  • United States ex rel. Rew v. Mission Health of Georgia, LLC, 8:14-cv-00648-JSM-MAP (M.D. Fla.), regarding allegations that Mission Health’s nursing homes and assisted living facilities failed to obtain physician certification of patients’ need for skilled nursing care. The realtor in this case was formerly the Vice President of Clinical Reimbursement for one of Mission Health of Georgia.

Further information about both cases and the trends we’ve observed in recently unsealed cases are available in the full Qui Tam Update. In our Qui Tam Update series, we monitor recently unsealed FCA cases, identify trends in health care enforcement, and discuss noteworthy cases and developments. To receive the Qui Tam Update by email, subscribe here.

The Department of Justice (DOJ) recently announced that ev3 Inc. (which acquired Fox Hollow Technologies, Inc. (“Fox Hollow”), a medical device manufacturer, in late 2007) agreed to pay $1.25 million to resolve allegations that Fox Hollow violated the False Claims Act (FCA) by causing certain hospital clients to submit false claims to the Medicare program.

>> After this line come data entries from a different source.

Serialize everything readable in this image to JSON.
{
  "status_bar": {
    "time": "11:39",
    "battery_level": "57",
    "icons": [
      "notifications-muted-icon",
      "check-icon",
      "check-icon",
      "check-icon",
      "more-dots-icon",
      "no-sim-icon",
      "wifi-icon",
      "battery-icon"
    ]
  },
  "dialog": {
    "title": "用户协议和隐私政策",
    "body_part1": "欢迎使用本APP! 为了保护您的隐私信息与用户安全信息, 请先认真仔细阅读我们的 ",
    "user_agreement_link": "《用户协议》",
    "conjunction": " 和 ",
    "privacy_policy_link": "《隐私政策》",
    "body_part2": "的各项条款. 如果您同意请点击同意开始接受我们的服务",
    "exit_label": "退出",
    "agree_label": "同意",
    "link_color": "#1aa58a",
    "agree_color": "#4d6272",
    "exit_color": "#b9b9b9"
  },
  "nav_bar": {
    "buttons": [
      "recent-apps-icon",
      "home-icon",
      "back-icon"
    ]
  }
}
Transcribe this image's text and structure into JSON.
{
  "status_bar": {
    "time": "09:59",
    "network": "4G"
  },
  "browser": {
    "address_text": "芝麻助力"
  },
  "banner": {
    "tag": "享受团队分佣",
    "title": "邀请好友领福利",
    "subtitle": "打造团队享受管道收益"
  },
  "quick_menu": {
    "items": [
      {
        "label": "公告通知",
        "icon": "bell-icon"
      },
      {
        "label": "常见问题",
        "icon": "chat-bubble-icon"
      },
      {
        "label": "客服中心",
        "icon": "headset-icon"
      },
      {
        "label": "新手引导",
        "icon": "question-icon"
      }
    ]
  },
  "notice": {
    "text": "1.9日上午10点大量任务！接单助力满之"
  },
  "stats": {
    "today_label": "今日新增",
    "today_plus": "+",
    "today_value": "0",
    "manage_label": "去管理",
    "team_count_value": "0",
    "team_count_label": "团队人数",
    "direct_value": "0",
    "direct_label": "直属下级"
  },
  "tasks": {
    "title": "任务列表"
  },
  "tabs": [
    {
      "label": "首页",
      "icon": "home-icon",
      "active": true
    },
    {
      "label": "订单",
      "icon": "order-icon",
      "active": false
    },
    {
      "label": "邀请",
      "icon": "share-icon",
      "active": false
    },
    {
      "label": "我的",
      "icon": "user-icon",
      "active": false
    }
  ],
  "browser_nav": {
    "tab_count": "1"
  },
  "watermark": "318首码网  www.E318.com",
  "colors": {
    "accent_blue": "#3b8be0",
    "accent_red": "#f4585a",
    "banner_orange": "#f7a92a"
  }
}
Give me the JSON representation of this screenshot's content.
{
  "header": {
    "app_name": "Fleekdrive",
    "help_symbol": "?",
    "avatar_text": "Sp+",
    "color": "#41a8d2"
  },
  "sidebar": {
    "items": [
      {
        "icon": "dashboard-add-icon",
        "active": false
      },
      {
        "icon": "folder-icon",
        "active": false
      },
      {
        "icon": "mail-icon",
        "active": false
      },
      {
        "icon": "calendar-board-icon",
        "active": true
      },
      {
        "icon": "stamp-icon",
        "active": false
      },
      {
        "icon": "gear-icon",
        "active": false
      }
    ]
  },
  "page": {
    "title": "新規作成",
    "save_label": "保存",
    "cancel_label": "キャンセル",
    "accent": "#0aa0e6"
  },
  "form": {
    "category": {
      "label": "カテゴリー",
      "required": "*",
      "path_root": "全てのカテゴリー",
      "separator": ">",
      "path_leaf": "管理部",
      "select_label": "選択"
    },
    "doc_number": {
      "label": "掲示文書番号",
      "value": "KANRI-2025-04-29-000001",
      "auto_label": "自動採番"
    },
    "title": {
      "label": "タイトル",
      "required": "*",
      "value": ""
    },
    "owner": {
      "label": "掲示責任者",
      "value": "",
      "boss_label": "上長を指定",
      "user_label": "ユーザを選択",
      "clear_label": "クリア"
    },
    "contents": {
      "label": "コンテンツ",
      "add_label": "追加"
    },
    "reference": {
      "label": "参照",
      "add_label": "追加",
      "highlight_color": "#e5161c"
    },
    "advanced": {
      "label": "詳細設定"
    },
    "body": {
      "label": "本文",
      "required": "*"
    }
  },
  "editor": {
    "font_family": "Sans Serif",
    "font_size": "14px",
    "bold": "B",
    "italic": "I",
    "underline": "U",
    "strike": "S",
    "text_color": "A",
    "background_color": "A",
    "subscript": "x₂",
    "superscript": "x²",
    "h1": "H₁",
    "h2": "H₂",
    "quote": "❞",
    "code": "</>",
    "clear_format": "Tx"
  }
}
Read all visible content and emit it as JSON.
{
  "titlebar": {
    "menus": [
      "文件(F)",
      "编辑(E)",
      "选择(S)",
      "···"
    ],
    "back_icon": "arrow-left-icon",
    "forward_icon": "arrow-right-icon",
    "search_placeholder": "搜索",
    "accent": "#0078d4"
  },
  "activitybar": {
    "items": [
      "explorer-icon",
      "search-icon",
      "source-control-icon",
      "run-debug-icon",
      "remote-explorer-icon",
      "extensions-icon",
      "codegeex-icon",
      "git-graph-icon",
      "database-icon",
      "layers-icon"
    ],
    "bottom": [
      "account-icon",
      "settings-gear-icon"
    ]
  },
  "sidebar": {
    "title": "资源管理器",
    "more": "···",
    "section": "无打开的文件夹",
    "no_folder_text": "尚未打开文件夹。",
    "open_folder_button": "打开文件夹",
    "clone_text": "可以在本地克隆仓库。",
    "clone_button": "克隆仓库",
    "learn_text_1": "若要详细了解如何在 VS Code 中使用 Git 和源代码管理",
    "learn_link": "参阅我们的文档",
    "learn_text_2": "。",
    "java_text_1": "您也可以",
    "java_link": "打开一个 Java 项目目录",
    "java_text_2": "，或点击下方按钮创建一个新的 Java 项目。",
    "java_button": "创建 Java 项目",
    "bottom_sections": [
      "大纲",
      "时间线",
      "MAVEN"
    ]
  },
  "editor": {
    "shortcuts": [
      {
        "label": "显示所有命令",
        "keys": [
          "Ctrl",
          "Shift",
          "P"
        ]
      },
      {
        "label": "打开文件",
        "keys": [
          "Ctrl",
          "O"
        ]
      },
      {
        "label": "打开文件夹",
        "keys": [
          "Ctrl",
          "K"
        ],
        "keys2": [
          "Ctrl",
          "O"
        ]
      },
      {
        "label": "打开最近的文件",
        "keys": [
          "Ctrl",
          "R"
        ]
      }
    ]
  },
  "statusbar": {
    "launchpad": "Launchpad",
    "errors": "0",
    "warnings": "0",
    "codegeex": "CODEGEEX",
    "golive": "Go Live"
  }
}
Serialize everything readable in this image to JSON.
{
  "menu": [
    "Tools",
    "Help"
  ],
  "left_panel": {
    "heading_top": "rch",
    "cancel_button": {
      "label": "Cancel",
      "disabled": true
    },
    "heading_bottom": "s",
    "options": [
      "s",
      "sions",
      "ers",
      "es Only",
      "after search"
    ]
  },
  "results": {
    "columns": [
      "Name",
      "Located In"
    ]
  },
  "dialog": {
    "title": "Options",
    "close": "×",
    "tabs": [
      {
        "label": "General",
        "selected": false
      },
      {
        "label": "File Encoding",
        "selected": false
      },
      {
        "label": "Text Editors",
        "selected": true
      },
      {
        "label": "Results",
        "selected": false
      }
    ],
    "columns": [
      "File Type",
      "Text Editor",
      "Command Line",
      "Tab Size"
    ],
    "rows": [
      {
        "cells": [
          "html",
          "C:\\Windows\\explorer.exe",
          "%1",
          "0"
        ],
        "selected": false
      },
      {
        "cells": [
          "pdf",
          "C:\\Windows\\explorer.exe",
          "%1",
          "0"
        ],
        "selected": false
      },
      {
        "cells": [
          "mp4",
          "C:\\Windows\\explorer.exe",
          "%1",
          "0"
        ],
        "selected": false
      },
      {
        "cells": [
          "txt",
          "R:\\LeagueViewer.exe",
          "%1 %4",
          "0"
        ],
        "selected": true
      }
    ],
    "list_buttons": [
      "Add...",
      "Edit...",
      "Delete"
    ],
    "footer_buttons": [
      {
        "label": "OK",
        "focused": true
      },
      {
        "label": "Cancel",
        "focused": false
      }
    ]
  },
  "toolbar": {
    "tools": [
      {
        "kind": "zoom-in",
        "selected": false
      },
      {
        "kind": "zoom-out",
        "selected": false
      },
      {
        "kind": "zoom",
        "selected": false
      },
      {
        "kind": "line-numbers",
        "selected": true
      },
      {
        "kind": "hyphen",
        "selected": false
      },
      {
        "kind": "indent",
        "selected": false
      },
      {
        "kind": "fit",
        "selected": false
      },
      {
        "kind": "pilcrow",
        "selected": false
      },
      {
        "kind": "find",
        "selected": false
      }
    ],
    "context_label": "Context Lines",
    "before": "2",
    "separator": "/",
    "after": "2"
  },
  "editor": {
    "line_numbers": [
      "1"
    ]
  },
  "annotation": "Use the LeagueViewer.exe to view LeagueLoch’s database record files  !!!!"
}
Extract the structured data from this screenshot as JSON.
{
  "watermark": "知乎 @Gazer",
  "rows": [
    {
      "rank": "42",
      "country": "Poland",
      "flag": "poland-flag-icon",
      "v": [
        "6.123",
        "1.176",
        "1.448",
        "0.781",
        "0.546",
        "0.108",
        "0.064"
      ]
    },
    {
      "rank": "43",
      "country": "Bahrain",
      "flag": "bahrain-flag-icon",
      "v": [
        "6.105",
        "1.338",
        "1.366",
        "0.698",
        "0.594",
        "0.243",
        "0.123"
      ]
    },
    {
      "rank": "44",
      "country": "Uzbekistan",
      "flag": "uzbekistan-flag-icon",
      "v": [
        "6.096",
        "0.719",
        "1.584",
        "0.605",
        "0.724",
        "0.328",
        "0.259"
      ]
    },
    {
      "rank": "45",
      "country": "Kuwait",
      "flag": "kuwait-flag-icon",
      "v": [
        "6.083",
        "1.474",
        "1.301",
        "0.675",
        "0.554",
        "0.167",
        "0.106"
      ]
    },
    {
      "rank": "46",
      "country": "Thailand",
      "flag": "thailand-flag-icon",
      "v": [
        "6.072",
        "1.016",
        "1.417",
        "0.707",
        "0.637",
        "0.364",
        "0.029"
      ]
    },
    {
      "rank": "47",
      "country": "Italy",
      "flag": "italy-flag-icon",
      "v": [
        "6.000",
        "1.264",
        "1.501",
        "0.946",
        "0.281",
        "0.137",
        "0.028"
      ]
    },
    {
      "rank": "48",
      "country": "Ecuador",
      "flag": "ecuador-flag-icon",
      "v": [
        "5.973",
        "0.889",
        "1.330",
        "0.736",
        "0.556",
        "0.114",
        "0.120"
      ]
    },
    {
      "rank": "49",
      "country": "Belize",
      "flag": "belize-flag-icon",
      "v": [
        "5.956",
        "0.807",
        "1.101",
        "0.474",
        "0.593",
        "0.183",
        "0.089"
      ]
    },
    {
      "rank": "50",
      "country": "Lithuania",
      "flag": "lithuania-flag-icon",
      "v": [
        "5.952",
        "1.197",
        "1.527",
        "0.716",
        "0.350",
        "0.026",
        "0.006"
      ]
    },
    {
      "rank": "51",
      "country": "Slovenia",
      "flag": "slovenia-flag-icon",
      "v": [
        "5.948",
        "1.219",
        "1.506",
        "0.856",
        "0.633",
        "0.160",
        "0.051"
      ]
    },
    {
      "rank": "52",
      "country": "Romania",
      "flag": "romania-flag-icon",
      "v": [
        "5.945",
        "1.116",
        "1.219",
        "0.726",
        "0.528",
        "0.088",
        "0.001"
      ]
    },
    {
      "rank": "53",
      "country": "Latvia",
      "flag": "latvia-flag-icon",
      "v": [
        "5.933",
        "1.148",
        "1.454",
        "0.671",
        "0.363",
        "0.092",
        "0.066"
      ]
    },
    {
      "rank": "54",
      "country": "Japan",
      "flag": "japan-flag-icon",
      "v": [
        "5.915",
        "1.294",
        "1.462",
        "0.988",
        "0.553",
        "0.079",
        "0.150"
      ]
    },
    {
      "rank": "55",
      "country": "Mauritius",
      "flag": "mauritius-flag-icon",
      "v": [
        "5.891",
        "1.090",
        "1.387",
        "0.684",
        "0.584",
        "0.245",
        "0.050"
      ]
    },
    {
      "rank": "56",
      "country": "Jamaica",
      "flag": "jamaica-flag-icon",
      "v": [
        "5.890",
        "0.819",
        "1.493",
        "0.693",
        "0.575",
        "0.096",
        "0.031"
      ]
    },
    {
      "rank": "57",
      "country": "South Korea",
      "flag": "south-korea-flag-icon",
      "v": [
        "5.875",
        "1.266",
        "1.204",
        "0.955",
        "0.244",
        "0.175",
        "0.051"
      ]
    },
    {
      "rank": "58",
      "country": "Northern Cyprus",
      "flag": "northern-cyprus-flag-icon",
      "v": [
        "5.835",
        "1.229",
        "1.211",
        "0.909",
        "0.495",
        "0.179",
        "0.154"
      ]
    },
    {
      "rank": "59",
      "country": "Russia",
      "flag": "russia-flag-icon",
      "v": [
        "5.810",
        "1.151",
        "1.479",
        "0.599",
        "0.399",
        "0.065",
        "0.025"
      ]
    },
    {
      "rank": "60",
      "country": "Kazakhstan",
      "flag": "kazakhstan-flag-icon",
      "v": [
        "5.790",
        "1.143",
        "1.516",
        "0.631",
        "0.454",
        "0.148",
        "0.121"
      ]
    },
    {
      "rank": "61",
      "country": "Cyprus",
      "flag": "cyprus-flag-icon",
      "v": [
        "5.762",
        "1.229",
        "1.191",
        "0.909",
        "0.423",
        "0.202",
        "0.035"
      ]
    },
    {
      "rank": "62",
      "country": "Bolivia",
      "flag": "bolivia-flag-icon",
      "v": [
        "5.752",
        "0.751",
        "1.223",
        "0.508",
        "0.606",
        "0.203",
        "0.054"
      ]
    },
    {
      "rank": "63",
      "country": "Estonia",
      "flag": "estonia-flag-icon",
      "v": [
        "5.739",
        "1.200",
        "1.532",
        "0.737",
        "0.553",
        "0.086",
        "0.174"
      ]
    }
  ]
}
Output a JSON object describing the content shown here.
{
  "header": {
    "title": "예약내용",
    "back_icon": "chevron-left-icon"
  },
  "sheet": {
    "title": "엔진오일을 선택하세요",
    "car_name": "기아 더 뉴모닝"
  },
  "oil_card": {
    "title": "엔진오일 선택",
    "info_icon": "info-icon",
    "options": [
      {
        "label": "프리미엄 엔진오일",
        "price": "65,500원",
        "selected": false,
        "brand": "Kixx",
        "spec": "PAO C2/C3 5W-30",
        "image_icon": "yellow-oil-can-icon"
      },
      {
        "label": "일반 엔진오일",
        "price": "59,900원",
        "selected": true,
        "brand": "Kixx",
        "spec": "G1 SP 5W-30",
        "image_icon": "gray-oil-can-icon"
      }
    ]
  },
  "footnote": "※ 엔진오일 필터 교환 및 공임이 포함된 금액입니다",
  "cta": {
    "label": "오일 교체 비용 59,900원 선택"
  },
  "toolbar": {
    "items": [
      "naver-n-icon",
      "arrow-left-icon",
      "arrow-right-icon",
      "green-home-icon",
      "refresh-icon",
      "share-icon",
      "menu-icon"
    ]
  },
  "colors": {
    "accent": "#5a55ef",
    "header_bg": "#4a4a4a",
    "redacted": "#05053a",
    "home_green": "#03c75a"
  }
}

Fox Hollow manufactures the Silver Hawk Plaque Excision System, which is a device used in atherectomy procedures.  Atherectomy is a minimally invasive surgical procedure that utilizes a small cutting device to remove atherosclerosis (or hardening of the arteries) from large blood vessels.  The goal of atherectomy procedures is to open up narrowed coronary arteries and increase blood flow and circulation.

A former Fox Hollow sales representative, Amanda Cashi, filed an FCA qui tam action in December 2009 alleging that in 2006 and 2007, Fox Hollow caused 12 hospitals located in nine states to submit claims to Medicare for medically unnecessary inpatient stays for beneficiaries receiving elective atherectomy procedures.  More specifically, DOJ alleged that Fox Hollow, in an effort to increase hospital purchases of the Silver Hawk device, advised hospitals to bill atherectomy procedures as more expensive inpatient procedures even though many of those patients should have received less costly outpatient procedures.  As a result, those hospitals allegedly received higher reimbursement than they were entitled to for treating certain beneficiaries receiving Silver Hawk atherectomy procedures.  Ms. Cashi will receive $250,000 as her share of the government’s settlement with ev3. Continue Reading Device Manufacturer Settles False Claims Act Allegations with DOJ for $1.25 Million